The sports are categorized by:

  • Low risk: running events, throwing events, golf, sideline cheer and cross country.

  • Moderate risk: basketball, volleyball, soccer, gymnastics, tennis, pole vault, high jump, long jump and 7 on 7 football.

  • High risk: football, wrestling, competitive cheer and competitive dance.

The SDHSAA followed the NFHS and U.S. Olympic Committee guidelines, which is why basketball is considered moderate risk. It added that schools can consider it high risk, if desired.

“This should be guidance, but schools should be looking at what’s going on in their own communities and make some decisions,” Swartos said. “They’re free to do what they want with these recommendations.”

With the guidelines, athletes are asked to not share water bottles, towels, clothing and equipment.

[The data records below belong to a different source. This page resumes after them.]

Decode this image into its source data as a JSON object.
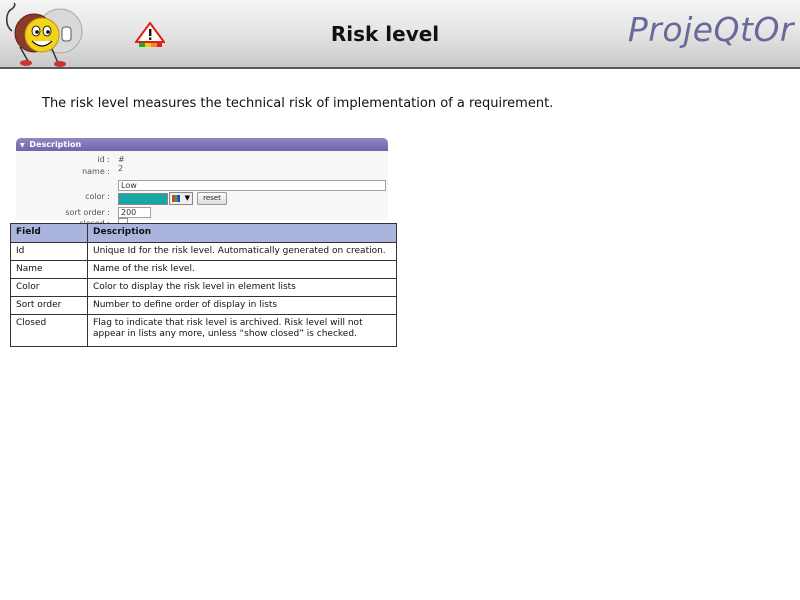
{
  "header": {
    "title": "Risk level",
    "brand": "ProjeQtOr",
    "logo_icon": "smiley-mascot-logo-icon",
    "page_icon": "warning-risk-icon"
  },
  "intro": "The risk level measures the technical risk of implementation of a requirement.",
  "form": {
    "section_title": "Description",
    "id_label": "id :",
    "id_value": "# 2",
    "name_label": "name :",
    "name_value": "Low",
    "color_label": "color :",
    "color_value": "#15a7a3",
    "reset_label": "reset",
    "sort_order_label": "sort order :",
    "sort_order_value": "200",
    "closed_label": "closed :"
  },
  "table": {
    "headers": [
      "Field",
      "Description"
    ],
    "rows": [
      {
        "field": "Id",
        "description": "Unique Id for the risk level. Automatically generated on creation."
      },
      {
        "field": "Name",
        "description": "Name of the risk level."
      },
      {
        "field": "Color",
        "description": "Color to display the risk level in element lists"
      },
      {
        "field": "Sort order",
        "description": "Number to define order of display in lists"
      },
      {
        "field": "Closed",
        "description": "Flag to indicate that risk level is archived. Risk level will not appear in lists any more, unless “show closed” is checked."
      }
    ]
  }
}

Hydration stations can be used in Phase Three, but need to be washed intermittently and after practices. Social distancing in locker rooms and on the sidelines are also expected. The guidelines do not require the use of facemasks, but they are considered acceptable to wear.

In Phase One, teams are limited to 10 people, including coaches. It moves up to 50 people outdoors in Phase Two, with 50 people indoors or outdoors in the final phase.

The SDHSAA also brought up athletes needing time to get back in shape once June 1 hits after a prolonged break.

Board member Craig Cassens, of Faulkton, asked about football team camps.

“To me, it would depend how it’s structured and how many communities are involved,” Swartos said. “If it’s involving full contact, I’d recommend waiting later into the summer to do that when they’re in Phase 3.”

However, the SDHSAA said it recommends teams evaluating each situation individually.

“We’re trying, the best we can, to limit the spreading of this virus, while the kids are in our care,” Swartos said.

SDHSAA to create subcommittee for football class plan

The discussion revolving around South Dakota’s football classification continued on Thursday.

The SDHSAA passed a motion, 8-0, to create a subcommittee which will make two proposals -- five classes and six classes -- that will be submitted to the SDHSAA by Nov. 1. The committee will be geographically balanced and have no more than one member per district.

“As a staff, if we have this subcommittee set up, we’d feel more comfortable having a deadline of November to come with a recommendation,” Swartos said. “So if they get deadlocked and can’t do anything, it still gives us a little time to figure out what we’re going to do before January.”

The proposals could be new or prior ideas the committee has already seen.

“I was in conversation with several athletic directors that were frustrated that we were continuing to extend it,” Pierre athletic director Brian Moser said.

The issue has been plagued by an inability to build a consensus around how to proceed forward. The SDHSAA Board of Directors had voted earlier this year to send the five-class football plan back to the state’s Football Advisory Committee. But when that committee gathered on May 6, it recommended forming a sub-committee of 15 members to meet later this year to put forward a plan to present to the SDHSAA board by January 2021. The goal is for the changes to be approved by the 2021 football season.

South Dakota has had seven classes of football since 2013. The most recent five-class plan called for the state's nine largest schools (plus Sioux Falls O'Gorman, which has traditionally petitioned up) in the largest class. The next 16 largest schools would be in the new Class 11A, followed by all of the remaining 11-man schools in the new Class 11B. The remaining nine-man schools would be split into Class 9A and Class 9B.

In a survey, nine-man coaches were overwhelmingly opposed to shrinking its divisions from three to two by a 61-3 vote margin.